"Sandman" is heading to theaters with Joseph Gordon-Levitt producing, directing and starring in the film, and with David Goyer co-producing, in a story that was first reported in November and then seemingly confirmed according to a report just published, and if that actually happens, it's going to be a really interesting ending to a long and difficult development process for Neil Gaiman's landmark comic series.

The first time I met Neil Gaiman was to discuss his work writing the English-language script for "Princess Mononoke," but most of our conversation was about "Sandman" and the long, ugly string of near-misses that happened on the film. When I was at Ain't It Cool, I wrote a piece about Bill Farmer's adaptation that was in development at that point, and I consider it a bullet dodged that the studio didn't end up making it. That piece got Neil's attention, and he told me how skeptical he was that anyone was going to be able to crack it as a movie.

The trick, of course, is to pick a specific "Sandman" story to tell instead of trying to cram the entire breadth of Gaiman's book into one film. Even three hours wouldn't begin to make a dent in the massive sprawling mythological epic that Gaiman fashioned. I have no idea what approach Goyer is taking to the film, but one presumes this is being made in hopes that the public loves it and they can make more movies in the series. If so, then they'll probably start in the same place Gaiman did, with Morpheus, the Lord of Dreams, captured by humans as part of a ritual. From that point, the story spins into all sorts of directions, and more than anything, it always felt like it was about Gaiman's love of storytelling itself.

Obviously, this will be a big step for Gordon-Levitt as a director. I'm quite fond of "Don Jon," his debut feature this year, and I know Warner Bros. loves the guy. While they ended up going in a different direction, there was a period where conversations were getting serious about Warner having him return as his character from "The Dark Knight Rises." This is the smarter way to keep him in the family. It sounds to me like Gordon-Levitt must be a real fan of the material, because he's so in-demand right now, both in front of the camera and behind, that there's no reason for him to sign on unless he genuinely cares.
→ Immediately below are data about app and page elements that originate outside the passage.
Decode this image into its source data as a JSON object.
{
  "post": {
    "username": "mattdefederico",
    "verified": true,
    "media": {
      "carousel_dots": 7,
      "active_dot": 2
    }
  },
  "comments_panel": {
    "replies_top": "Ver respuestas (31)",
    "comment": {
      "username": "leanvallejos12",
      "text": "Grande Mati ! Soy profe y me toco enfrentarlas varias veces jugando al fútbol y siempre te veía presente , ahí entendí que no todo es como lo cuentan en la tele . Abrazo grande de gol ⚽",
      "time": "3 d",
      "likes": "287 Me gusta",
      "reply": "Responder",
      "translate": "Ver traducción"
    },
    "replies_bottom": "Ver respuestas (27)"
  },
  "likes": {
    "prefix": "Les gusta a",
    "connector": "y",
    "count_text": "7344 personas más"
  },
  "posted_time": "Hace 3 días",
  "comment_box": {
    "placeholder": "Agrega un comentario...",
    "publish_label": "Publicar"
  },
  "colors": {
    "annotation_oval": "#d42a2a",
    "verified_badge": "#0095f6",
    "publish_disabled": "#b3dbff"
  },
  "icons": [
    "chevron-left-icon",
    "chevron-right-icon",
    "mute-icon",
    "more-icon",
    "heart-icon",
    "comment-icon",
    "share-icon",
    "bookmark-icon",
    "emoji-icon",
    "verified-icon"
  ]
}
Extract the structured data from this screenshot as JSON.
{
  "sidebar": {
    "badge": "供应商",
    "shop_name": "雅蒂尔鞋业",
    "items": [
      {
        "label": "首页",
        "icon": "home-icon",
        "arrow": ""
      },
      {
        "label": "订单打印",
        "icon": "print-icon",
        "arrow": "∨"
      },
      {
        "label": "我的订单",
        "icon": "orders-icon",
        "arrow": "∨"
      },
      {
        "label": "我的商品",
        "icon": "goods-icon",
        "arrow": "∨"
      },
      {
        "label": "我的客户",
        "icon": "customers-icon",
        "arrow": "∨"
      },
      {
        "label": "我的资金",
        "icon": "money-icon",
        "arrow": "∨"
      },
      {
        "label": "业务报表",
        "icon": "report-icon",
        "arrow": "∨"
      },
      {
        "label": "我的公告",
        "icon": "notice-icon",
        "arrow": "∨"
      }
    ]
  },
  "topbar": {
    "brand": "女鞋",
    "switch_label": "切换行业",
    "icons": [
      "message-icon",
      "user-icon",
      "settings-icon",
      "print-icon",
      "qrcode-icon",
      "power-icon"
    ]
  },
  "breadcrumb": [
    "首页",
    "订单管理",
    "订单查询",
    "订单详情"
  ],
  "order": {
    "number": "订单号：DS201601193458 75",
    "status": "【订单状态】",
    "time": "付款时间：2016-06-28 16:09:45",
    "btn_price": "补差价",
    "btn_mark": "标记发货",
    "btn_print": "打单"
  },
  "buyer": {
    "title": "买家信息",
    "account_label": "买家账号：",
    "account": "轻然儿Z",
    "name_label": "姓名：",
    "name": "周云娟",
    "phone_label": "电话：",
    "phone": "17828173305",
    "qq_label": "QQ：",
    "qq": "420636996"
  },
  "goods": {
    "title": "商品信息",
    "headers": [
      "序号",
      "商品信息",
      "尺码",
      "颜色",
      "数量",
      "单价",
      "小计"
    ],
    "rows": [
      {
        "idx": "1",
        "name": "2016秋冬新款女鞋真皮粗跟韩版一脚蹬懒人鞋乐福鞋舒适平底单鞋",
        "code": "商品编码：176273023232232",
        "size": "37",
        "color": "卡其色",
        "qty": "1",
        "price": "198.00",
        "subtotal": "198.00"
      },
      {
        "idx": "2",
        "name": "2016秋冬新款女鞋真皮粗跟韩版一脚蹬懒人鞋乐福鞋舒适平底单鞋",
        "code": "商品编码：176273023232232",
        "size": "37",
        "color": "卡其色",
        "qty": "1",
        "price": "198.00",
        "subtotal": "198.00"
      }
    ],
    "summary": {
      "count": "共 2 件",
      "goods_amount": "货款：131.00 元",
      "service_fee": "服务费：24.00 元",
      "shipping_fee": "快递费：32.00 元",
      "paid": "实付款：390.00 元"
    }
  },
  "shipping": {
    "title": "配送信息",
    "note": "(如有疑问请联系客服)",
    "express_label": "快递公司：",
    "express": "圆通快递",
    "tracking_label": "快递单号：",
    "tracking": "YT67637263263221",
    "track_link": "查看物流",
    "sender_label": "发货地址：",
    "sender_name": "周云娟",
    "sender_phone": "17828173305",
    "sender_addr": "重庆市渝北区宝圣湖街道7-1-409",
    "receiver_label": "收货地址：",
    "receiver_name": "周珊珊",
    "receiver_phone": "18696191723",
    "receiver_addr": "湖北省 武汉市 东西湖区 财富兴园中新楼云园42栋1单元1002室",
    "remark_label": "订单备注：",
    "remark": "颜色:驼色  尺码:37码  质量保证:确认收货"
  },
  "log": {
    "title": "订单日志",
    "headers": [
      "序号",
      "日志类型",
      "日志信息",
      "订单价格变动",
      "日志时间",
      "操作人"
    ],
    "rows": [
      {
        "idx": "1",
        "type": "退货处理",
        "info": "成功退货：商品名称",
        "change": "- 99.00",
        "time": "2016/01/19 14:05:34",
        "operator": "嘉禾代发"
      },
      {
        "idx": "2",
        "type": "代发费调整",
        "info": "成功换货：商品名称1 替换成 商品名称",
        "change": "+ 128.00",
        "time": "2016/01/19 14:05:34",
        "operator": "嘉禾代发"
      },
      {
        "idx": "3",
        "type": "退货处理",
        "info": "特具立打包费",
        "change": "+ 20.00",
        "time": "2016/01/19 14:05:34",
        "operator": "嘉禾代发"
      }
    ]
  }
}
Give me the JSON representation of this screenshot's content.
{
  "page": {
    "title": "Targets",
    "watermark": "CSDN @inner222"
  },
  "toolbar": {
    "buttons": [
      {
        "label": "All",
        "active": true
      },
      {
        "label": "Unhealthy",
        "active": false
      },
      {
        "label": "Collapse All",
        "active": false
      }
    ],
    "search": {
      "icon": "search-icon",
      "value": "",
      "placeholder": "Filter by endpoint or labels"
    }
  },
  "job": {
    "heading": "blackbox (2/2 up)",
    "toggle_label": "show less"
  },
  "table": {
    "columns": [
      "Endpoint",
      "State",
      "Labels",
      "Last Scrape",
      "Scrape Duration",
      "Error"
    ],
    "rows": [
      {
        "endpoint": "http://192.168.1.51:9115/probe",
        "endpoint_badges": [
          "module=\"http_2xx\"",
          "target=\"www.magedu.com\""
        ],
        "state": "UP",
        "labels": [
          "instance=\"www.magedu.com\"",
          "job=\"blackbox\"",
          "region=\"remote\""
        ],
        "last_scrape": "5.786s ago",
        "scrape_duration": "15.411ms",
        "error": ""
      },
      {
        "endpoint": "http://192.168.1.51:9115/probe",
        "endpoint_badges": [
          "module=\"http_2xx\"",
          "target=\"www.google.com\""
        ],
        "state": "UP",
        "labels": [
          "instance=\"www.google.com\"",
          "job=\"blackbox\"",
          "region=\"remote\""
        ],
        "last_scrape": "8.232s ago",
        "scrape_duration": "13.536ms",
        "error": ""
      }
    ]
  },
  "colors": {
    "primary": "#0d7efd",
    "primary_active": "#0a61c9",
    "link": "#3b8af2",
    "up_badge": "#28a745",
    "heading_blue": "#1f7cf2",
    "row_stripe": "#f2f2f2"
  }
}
I'll be reaching out to all involved, and I hope we're able to get a peek at what these guys are up to. One thing's for sure: this is the coolest DC-related news I've heard all year.